Big Ash Chimney Sweeps will provide professional service to inspect, sweep and maintain your wood, gas, pellet, free standing stoves, inserts, fireplaces, chimneys and more…
The venting system for a wood-burning heater is every bit as important as the stove itself.
Does your woodstove have the hiccups? Does your house smell of smoke much of the time? Do you have a heck of a time getting a fire started? If you have one (or even all) of these problems, don’t blame the heater; your chimney is the most likely culprit.
Call Big Ash today for an inspection – (585)638-0300
Fireplaces and wood stoves are designed to safely contain wood-fuel fires, while providing heat for a home. The chimneys that serve them have the job of expelling the byproducts of combustion – the substances produced when wood burns. These include smoke, water vapor, gases, unburned wood particles, hydrocarbon volatile, tar fog and assorted minerals. As these substances exit the fireplace or wood stove, and flow up into the relatively cooler chimney, condensation occurs. The resulting residue that sticks to the inner walls of the chimney is called creosote.
Creosote is black or brown in appearance. It can be crusty and flaky…tar-like, drippy and sticky…or shiny and hardened. Often, all forms will occur in one chimney system. Whatever form it takes, creosote is highly combustible. If it builds up in sufficient quantities – and catches fire inside the chimney flue instead of the firebox of the fireplace or wood stove – the result will be a chimney fire.
Although any amount of creosote can burn, sweeps are concerned when creosote builds up in sufficient quantities to sustain a long, hot, destructive chimney fire. Certain conditions encourage the buildup of creosote. Simply put, restricted air supply, unseasoned wood and cooler-than normal chimney temperatures are all factors that can accelerate the buildup of creosote on chimney flue walls. Air supplies on fireplaces may be restricted by closed glass doors or by failure to open the damper wide enough to move heated smoke up the chimney rapidly (the longer the smoke’s “residence time” in the flue, the more likely is it that creosote will form).
A wood stove’s air supply can be limited by closing down the stove damper or air inlets too soon and too much, and by improperly using the stovepipe damper to restrict air movement. Burning unseasoned wood – because so much energy is used initially just to drive off the water trapped in the cells of the logs– keeps the resulting smoke cooler, as it moves through the system, than if dried seasoned wood is used. In the case of wood stoves, fully packed loads of wood (that give large cool fires and 8 or 10 hour burn times) also contribute to creosote buildup. Cool flue temperatures speed creosote production, too.
Condensation of the unburned byproducts of combustion occurs more rapidly in an exterior chimney, for example, than in a chimney that runs through the center of a house and exposes only the upper reaches of the flue to the elements.
This creosote is the result of either burning wood that is not seasoned or wet.
This form of creosote can build in a very short period of time if you are not careful.

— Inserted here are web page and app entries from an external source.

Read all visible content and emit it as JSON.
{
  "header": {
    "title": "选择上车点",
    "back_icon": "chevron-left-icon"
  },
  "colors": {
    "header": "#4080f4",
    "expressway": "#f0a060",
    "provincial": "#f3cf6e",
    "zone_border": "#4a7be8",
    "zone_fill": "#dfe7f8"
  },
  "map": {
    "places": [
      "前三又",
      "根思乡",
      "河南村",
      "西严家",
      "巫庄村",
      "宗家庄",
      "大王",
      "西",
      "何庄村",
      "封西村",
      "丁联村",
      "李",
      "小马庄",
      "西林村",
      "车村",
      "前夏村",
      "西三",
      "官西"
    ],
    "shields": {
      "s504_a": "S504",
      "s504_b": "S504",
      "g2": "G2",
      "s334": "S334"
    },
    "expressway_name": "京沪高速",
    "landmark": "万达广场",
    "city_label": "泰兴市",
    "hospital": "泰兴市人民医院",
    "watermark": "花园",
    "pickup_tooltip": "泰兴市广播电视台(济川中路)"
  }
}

Chimney fires usually start when the fire is first started up or the appliance is reloaded . We have what I call a tall flame path, so the flames reach up and can catch the creosote on fire. Preventive maintenance can prevent any of this from happening. Once a year is a good general rule to have the chimney inspected or cleaned if using it.
As you snuggle in front of a cozy fire or bask in the warmth of your wood stove, you are taking part in a ritual of comfort and enjoyment handed down through the centuries. The last thing you are likely to be thinking about is the condition of your chimney.
However, if you don’t give some thought to it before you light those winter fires, your enjoyment may be very short-lived. Why? Dirty chimneys can cause chimneyfires, which damage structures, destroy homes and injure or kill people.
The chimney is usually the last thing standing if things get out of control or if they are not installed correctly.
Clean chimneys don’t catch fire. Make sure a CSIA Certified Chimney Sweep inspects your solid fuel venting system annually, and cleans and repairs it whenever needed. Your sweep may have other maintenance recommendations depending on how you use your fireplace or stove. CSIA recommends that you call on certified chimney sweeps, since they are regularly tested on their understanding of the complexities of chimney and venting system
It can’t be said enough,”Get your chimney cleaned and inspected annually”.
It only takes about a quarter of an inch of creosote to catch on fire.
If you are new to a home and not sure the chimney has been cleaned or inspected, you should at least have it inspected and you will be told if you the need to go any further to have it cleaned.